Ask any casual fan what the America’s Cup is and they may tell you it’s a match race, that it’s a yacht-designer’s forum and that it’s the oldest continuous trophy in international sporting history.
They might recollect the last Cup in 2007, sailed in Valencia, Spain, which many believe was the most successful Cup ever, with yachts competing from all over the world. But ask this fan about the status of the current Cup and they will likely get a confused answer.
That’s because as it presently stands, the 33rd America’s Cup is embroiled in a mire of legal mud so thick, no casual fan can keep up. In a whirlwind of unprecedented legal wrangling, the next America’s Cup has been reduced to a two-billionaire squabble that will ultimately be settled with a race between an enormous catamaran and an equally enormous trimaran.
Until that day, challenger BMW Oracle’s chief Larry Ellison and defender Alinghi’s Ernesto Bertarelli will be attacking each other at every legal turn, deepening a grudge to the depths no sport rivalry has ever known.
On Wednesday, November 18th at 7:30 p.m., Tom Ehman, who heads external affairs for BMW Oracle Racing, will once again visit the California Yacht Club in Marina del Rey, armed with the sights and sounds of his team’s preparation. Ehman will not only clarify what has happened, and why it happened, he also will provide unique insight as to what will happen as his syndicate finishes its preparation for the 33rd America’s Cup.
When Ehman visited Cal Yacht Club last year he had the same mission at hand — to clarify a very complicated mess to the America’s Cup fan.
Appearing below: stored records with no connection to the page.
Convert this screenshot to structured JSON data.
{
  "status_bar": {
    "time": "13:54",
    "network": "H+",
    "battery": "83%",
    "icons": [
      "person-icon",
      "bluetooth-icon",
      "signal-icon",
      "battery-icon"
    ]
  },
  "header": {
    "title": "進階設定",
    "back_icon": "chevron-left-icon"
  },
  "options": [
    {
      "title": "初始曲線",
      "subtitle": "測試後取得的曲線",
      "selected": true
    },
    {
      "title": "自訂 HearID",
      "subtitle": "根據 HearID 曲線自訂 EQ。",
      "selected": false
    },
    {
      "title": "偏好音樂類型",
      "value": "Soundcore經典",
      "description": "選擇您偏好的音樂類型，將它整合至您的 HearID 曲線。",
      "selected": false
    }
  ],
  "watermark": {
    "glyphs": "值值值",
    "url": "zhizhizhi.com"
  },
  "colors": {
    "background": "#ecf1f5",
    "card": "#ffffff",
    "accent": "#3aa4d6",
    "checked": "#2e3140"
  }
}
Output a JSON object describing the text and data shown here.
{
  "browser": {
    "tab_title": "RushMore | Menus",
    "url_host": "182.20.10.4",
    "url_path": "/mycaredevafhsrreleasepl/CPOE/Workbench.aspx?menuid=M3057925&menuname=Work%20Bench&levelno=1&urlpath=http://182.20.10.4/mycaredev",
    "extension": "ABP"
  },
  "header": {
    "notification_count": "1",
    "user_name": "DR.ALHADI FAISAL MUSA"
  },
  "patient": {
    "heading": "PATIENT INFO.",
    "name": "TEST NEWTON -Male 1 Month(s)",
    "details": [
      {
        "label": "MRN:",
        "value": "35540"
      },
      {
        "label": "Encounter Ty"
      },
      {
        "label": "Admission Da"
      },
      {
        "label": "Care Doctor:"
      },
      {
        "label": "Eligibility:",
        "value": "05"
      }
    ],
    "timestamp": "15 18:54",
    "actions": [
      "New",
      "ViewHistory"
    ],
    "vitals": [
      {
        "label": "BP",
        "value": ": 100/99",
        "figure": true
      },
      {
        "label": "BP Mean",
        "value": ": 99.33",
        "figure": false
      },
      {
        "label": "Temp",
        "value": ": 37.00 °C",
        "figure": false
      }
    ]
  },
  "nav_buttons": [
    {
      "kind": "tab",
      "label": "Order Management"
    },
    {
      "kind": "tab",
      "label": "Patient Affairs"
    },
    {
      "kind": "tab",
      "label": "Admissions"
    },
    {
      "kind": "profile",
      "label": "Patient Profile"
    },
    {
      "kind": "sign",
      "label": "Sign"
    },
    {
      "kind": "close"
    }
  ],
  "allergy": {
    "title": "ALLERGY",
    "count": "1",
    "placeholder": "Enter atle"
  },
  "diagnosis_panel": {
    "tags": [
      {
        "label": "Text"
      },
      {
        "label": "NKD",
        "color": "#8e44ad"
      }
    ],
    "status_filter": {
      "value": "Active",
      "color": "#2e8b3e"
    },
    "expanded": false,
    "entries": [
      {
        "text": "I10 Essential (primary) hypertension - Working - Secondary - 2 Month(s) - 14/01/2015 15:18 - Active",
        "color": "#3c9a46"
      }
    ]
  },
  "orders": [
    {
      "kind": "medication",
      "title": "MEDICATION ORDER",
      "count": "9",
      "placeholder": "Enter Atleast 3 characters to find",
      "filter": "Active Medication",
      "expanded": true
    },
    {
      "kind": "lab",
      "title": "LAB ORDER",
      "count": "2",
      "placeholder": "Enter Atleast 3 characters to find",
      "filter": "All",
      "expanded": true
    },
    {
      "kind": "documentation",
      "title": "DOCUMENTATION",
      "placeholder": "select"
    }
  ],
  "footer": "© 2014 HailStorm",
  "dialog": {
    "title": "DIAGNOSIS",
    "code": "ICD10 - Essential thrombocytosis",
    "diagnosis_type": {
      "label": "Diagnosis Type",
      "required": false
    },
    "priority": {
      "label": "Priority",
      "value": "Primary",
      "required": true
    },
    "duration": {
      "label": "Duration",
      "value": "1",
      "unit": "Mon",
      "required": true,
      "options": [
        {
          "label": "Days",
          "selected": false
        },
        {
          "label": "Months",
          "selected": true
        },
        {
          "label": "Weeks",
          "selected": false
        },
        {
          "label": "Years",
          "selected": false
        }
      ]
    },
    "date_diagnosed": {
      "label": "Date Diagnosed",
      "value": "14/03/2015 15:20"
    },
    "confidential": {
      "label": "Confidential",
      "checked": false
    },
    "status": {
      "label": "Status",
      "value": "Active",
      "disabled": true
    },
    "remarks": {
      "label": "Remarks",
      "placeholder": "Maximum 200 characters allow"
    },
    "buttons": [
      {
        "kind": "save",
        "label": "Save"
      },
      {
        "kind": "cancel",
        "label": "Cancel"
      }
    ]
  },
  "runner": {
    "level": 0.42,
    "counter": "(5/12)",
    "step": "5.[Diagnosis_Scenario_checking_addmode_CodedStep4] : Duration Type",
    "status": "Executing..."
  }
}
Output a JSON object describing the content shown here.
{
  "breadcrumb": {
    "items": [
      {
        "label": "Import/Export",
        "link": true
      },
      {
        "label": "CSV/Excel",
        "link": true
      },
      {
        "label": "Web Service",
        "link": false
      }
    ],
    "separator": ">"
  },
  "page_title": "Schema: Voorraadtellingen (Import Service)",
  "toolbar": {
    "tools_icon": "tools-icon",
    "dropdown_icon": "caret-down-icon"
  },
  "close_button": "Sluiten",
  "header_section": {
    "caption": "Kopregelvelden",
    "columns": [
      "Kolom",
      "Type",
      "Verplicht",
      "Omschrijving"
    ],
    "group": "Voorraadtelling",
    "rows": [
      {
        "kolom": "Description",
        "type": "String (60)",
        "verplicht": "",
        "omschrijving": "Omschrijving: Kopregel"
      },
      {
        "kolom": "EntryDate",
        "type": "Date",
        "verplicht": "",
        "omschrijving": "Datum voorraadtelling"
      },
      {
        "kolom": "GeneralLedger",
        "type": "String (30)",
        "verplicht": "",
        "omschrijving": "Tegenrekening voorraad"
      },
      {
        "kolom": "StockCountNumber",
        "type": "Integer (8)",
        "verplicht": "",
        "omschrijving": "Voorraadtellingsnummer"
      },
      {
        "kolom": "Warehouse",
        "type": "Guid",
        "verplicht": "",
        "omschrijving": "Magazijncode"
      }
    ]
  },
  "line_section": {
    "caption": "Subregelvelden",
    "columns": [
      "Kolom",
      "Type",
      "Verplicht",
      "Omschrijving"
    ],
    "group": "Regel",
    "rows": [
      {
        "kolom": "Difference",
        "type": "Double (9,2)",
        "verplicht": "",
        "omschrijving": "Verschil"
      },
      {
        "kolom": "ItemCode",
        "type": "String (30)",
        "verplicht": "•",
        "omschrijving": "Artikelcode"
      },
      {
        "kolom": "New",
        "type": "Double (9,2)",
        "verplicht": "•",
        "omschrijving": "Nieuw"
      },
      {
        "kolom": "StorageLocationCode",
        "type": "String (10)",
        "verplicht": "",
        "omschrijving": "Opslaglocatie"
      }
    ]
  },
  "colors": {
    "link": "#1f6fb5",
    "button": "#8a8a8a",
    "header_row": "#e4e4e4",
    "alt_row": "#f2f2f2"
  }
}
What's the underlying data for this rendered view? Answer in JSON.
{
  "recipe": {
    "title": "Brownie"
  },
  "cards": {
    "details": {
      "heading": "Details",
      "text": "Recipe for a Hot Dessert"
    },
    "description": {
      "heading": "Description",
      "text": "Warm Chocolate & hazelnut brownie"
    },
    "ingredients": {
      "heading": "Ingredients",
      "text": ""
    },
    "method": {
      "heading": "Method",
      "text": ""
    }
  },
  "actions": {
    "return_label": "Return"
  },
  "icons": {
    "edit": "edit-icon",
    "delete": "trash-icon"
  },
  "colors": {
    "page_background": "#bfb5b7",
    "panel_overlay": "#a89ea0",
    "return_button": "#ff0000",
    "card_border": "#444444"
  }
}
At the time he only alluded to any type of vessel the challenger might unveil, but now that boat is built — a carbon fiber trimaran the size of a baseball diamond — and by all accounts is a technological paragon, as is the competition’s masterwork.
Both syndicates have called upon the world’s finest designers and engineers to create boats that will travel at least twice the speed of the wind, carrying loads that would give any engineer wary of extreme loads nightmares. Those fears aside, what both teams have produced is nothing short of astonishing — boats that push the envelope in ways that will feed future designs for many years. In addition, the race itself could well be sailed at speeds of 30 to 40 knots as opposed to 8 to 15 of the mono-hulled past.
But it’s getting to the start-line that has been so frustrating for Cup fans and Ehman knows it. The charismatic spokesman is well aware of the damage it is causing to the storied event and will explain in great detail, with probably not a lot of objective balance, what is going on in this world of drama.
“Alinghi just can’t disregard the Deed of Gift time after time after time and expect not to have any consequences,” said Ehman in a recent interview with Valencia Sailing.
This is the basic stance that sits as a foundation beneath all the troubles that the two teams have encountered. Bertarelli/Alinghi have made decisions and moves that BMW Oracle Racing feels compelled to thwart not just for their own reasons, but, according to Ehman and the BOR camp, for the good of future Cup competitors.
“Ernesto Bertarelli has taken advantage of the Cup holder’s inherent competitive balance in the Deed of Gift to absurd and obscene levels,” commented Bill Koch, whose America3 team was the successful defender of the America’s Cup in 1992. “By his actions on land he has tried to make sure that he cannot be beaten on the water.”
Koch’s sentiments are felt by many American sailing enthusiasts, but there are those who believe that Ellison has taken his gripe too far and by doing so, brought the momentum the competition was enjoying to a screeching halt.
“I’m not quite sure what to think of it except that it’s put quite a lot of people out of a job,” said Dean Barker, skipper of Team New Zealand.
While both boats are built and testing for a February race date is underway, earlier this month Ellison took the gloves off and is making a legal play to have Alinghi removed from the administrative equation. A recent press release read:
“Reckless and repeated disregard in its stewardship of the America’s Cup by the Société Nautique de Geneve (SNG) has prompted the Golden Gate Yacht Club (GGYC) to ask the New York Supreme Court to remove the Swiss yacht club from its position as trustee in a Breach of Fiduciary Duty complaint filed today [October 27th].”
Ehman’s appearance in Marina del Rey will be most enlightening for those who follow the most relevant (and lately the most embarrassing) event in the sport of sailing. There is much to discuss and explain by a person who has been involved with the America’s Cup for decades.